[TASK ITEM] Among the entries below, count the lines that contain the word "Import". Respond with the count only.

[EXCERPTED DATA]
________________

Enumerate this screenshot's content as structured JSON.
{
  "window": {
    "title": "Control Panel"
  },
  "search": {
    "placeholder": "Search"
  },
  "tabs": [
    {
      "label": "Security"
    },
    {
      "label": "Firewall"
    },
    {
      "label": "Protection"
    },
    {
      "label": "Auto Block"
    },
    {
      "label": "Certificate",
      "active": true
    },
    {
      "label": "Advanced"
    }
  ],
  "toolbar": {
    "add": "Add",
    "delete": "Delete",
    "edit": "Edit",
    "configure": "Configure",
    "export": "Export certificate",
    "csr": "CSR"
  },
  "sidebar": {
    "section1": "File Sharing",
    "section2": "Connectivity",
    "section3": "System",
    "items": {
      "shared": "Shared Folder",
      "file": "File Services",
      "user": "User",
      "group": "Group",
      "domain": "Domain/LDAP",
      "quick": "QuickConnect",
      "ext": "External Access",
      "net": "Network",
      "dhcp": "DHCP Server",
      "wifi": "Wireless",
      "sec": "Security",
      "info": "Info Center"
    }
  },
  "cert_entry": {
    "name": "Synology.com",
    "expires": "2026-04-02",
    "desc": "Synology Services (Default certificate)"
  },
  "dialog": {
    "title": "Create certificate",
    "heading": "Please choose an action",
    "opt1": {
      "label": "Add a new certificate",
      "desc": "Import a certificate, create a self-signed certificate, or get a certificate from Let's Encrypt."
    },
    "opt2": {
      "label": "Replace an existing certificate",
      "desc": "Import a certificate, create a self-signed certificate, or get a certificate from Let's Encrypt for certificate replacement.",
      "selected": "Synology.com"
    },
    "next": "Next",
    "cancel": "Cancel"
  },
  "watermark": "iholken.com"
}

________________

[SOLVED EXERCISE] 2